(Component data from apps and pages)
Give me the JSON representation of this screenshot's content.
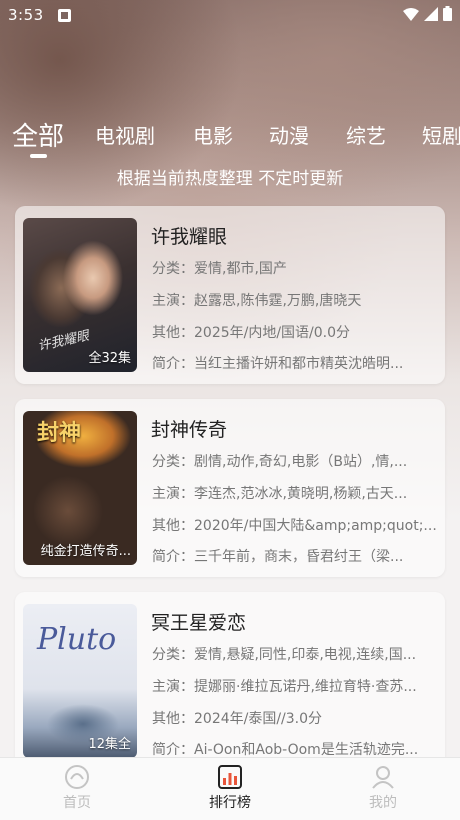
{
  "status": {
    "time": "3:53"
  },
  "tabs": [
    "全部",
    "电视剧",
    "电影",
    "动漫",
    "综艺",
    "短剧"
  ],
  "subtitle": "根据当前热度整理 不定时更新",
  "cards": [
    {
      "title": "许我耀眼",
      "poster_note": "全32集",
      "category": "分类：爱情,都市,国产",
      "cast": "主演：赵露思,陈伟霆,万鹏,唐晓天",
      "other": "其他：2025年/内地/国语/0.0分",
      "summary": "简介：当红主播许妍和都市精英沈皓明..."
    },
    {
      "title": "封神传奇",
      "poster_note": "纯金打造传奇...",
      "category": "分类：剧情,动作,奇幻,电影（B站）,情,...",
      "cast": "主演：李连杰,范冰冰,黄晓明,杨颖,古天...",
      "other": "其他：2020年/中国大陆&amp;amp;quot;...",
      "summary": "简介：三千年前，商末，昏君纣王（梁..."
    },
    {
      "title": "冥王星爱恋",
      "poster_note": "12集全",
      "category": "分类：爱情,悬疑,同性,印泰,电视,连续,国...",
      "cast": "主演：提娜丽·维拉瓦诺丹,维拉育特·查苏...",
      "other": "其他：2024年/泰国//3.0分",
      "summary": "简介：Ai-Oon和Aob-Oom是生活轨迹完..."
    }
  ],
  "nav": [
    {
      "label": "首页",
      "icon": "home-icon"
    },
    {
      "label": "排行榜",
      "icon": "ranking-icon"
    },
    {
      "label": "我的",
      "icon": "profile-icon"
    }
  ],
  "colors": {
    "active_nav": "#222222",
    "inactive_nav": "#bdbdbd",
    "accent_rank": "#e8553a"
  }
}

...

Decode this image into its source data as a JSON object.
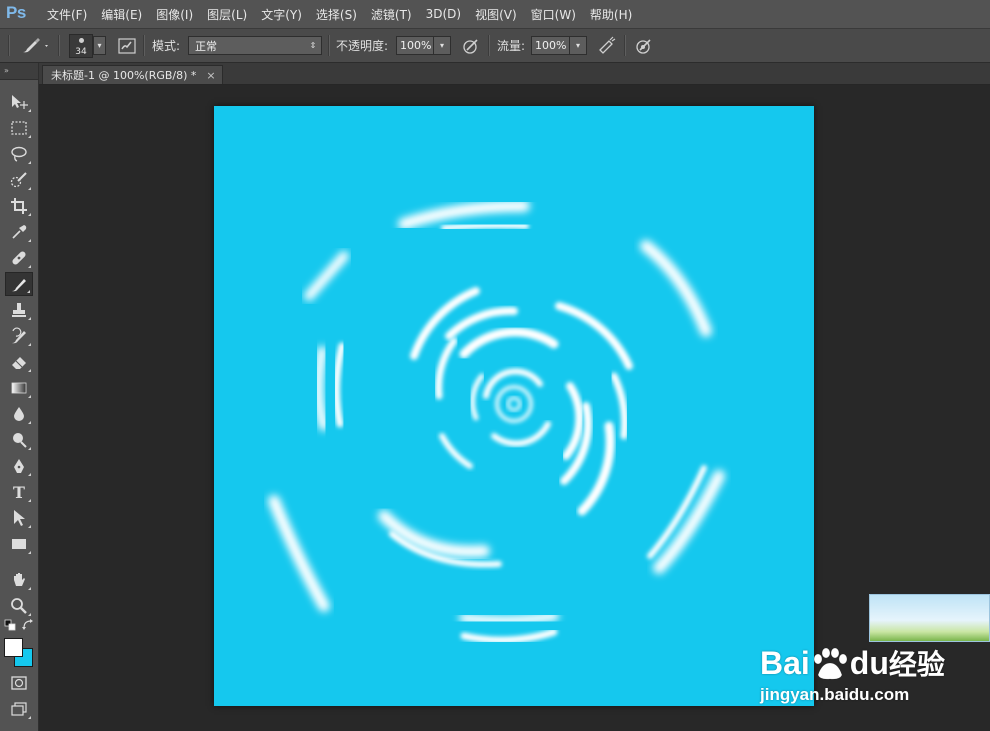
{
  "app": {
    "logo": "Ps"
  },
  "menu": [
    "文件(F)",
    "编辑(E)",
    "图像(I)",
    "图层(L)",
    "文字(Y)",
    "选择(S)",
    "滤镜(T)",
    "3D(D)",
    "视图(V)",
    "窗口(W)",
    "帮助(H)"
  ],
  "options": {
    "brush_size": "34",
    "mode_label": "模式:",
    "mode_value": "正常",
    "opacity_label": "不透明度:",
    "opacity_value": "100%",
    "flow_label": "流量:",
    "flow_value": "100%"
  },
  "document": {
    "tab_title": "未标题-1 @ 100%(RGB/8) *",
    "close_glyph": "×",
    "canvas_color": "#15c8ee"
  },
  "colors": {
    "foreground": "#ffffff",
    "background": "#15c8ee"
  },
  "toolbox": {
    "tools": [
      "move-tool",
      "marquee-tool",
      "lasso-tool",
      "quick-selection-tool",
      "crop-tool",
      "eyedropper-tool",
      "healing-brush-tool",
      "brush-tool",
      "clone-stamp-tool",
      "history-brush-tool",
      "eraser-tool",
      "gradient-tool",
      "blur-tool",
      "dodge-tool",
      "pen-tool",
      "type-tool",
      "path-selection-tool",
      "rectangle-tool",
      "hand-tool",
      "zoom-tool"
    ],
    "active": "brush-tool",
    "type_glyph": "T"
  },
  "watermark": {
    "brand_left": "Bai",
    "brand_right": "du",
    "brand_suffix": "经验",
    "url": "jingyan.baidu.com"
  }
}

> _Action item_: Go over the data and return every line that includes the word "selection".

> _Result of the exercise_:
      "quick-selection-tool",
      "path-selection-tool",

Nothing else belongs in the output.